Start of Given data
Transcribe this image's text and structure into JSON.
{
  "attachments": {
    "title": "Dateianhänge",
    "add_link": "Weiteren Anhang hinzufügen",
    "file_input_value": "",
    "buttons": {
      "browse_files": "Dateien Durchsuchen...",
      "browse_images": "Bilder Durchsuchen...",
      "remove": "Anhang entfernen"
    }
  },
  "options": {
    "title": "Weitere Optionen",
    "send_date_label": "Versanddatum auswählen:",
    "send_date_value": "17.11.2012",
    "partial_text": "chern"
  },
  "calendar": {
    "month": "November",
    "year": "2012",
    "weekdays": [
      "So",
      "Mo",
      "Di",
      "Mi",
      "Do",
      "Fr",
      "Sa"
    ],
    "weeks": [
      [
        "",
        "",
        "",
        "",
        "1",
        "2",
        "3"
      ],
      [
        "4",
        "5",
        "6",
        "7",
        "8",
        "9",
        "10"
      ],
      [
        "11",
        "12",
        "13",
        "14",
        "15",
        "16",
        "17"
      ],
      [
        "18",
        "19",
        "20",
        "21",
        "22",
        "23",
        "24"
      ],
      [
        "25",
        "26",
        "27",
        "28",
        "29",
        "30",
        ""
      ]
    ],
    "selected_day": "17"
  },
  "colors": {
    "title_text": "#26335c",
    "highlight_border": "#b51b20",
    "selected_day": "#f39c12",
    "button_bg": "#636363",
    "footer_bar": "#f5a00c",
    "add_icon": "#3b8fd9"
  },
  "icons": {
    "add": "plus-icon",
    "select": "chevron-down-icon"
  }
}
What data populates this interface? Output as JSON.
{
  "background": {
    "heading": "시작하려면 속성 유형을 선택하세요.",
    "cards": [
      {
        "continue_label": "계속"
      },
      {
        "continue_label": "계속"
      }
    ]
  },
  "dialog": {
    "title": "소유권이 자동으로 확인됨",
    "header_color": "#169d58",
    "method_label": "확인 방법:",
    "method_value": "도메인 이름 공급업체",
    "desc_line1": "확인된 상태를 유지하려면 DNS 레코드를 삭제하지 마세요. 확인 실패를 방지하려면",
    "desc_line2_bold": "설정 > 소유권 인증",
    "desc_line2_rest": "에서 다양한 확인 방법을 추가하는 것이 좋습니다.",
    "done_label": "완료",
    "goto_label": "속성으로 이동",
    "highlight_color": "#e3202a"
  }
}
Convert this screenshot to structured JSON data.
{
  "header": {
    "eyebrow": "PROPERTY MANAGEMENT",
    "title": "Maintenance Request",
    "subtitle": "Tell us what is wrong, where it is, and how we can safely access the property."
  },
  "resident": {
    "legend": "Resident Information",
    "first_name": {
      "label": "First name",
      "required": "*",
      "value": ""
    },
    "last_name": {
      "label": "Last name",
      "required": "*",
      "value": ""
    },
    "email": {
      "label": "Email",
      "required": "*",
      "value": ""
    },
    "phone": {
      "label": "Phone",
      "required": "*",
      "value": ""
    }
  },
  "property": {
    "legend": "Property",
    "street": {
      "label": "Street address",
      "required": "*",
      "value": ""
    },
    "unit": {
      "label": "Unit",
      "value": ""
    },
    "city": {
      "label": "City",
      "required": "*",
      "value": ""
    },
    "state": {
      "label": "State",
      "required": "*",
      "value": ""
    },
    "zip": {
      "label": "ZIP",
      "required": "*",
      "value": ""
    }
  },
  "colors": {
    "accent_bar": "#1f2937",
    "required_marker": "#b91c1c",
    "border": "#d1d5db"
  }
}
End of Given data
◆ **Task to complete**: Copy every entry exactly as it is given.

◆ **Solution to this task**:
Transcribe this image's text and structure into JSON.
{
  "attachments": {
    "title": "Dateianhänge",
    "add_link": "Weiteren Anhang hinzufügen",
    "file_input_value": "",
    "buttons": {
      "browse_files": "Dateien Durchsuchen...",
      "browse_images": "Bilder Durchsuchen...",
      "remove": "Anhang entfernen"
    }
  },
  "options": {
    "title": "Weitere Optionen",
    "send_date_label": "Versanddatum auswählen:",
    "send_date_value": "17.11.2012",
    "partial_text": "chern"
  },
  "calendar": {
    "month": "November",
    "year": "2012",
    "weekdays": [
      "So",
      "Mo",
      "Di",
      "Mi",
      "Do",
      "Fr",
      "Sa"
    ],
    "weeks": [
      [
        "",
        "",
        "",
        "",
        "1",
        "2",
        "3"
      ],
      [
        "4",
        "5",
        "6",
        "7",
        "8",
        "9",
        "10"
      ],
      [
        "11",
        "12",
        "13",
        "14",
        "15",
        "16",
        "17"
      ],
      [
        "18",
        "19",
        "20",
        "21",
        "22",
        "23",
        "24"
      ],
      [
        "25",
        "26",
        "27",
        "28",
        "29",
        "30",
        ""
      ]
    ],
    "selected_day": "17"
  },
  "colors": {
    "title_text": "#26335c",
    "highlight_border": "#b51b20",
    "selected_day": "#f39c12",
    "button_bg": "#636363",
    "footer_bar": "#f5a00c",
    "add_icon": "#3b8fd9"
  },
  "icons": {
    "add": "plus-icon",
    "select": "chevron-down-icon"
  }
}
What data populates this interface? Output as JSON.
{
  "background": {
    "heading": "시작하려면 속성 유형을 선택하세요.",
    "cards": [
      {
        "continue_label": "계속"
      },
      {
        "continue_label": "계속"
      }
    ]
  },
  "dialog": {
    "title": "소유권이 자동으로 확인됨",
    "header_color": "#169d58",
    "method_label": "확인 방법:",
    "method_value": "도메인 이름 공급업체",
    "desc_line1": "확인된 상태를 유지하려면 DNS 레코드를 삭제하지 마세요. 확인 실패를 방지하려면",
    "desc_line2_bold": "설정 > 소유권 인증",
    "desc_line2_rest": "에서 다양한 확인 방법을 추가하는 것이 좋습니다.",
    "done_label": "완료",
    "goto_label": "속성으로 이동",
    "highlight_color": "#e3202a"
  }
}
Convert this screenshot to structured JSON data.
{
  "header": {
    "eyebrow": "PROPERTY MANAGEMENT",
    "title": "Maintenance Request",
    "subtitle": "Tell us what is wrong, where it is, and how we can safely access the property."
  },
  "resident": {
    "legend": "Resident Information",
    "first_name": {
      "label": "First name",
      "required": "*",
      "value": ""
    },
    "last_name": {
      "label": "Last name",
      "required": "*",
      "value": ""
    },
    "email": {
      "label": "Email",
      "required": "*",
      "value": ""
    },
    "phone": {
      "label": "Phone",
      "required": "*",
      "value": ""
    }
  },
  "property": {
    "legend": "Property",
    "street": {
      "label": "Street address",
      "required": "*",
      "value": ""
    },
    "unit": {
      "label": "Unit",
      "value": ""
    },
    "city": {
      "label": "City",
      "required": "*",
      "value": ""
    },
    "state": {
      "label": "State",
      "required": "*",
      "value": ""
    },
    "zip": {
      "label": "ZIP",
      "required": "*",
      "value": ""
    }
  },
  "colors": {
    "accent_bar": "#1f2937",
    "required_marker": "#b91c1c",
    "border": "#d1d5db"
  }
}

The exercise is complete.